champertysee MAINTENANCE AND CHAMPERTY.
CHAMPERTY, crimes. A bargain with a plaintiff or defendant, campum partire,
to divide the land or other matter sued for between them, if they prevail at
law, the champertor undertaking to carry on the suit at his own expense. 1
Pick. 416; 1 Ham. 132; 5 Monr. 416; 4 Litt. 117; 5 John. Ch. R. 44; 7 Port.
2. This offence differs from maintenance, in this, that in the latter the person assisting the suitor receives no benefit, while in the former he receives one half, or other portion, of the thing sued for. See Punishment; Fine; Imprisonment; 4 Bl. Com. 135.

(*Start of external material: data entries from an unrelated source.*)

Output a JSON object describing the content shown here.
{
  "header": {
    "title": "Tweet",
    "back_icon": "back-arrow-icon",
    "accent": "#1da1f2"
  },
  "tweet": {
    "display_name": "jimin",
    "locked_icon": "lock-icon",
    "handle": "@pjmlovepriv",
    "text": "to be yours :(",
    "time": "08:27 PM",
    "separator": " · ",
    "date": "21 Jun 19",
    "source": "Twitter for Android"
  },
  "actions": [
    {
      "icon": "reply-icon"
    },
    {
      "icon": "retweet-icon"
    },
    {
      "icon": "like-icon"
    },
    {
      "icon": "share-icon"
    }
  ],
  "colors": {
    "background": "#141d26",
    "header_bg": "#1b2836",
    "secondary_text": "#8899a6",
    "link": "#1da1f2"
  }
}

3. This was an offence in the civil law. Poth. Pand. lib. 3, t. 1; App. n. 1, tom. 3, p. 104; 15 Ves. 139; 7 Bligh's R. 369; S. C. 20 E. C. L. R. 165; 5 Moore & P. 193; 6 Carr. & P. 749; S. C. 25 E. C. L. R. 631; 1 Russ. Cr. 179 Hawk. P. C. b. 1 c. 84, s. 5.
4. To maintain a defendant may be champerty. Hawk. P. C. b. 1, c. 84, s. 8 3 Ham. 541; 6 Monr. 392; 8 Yerg. 484; 8 John. 479; 1 John. Ch. R. 444;, 7 Wend. 152; 3 Cowen, 624; 6 Cowen, 90.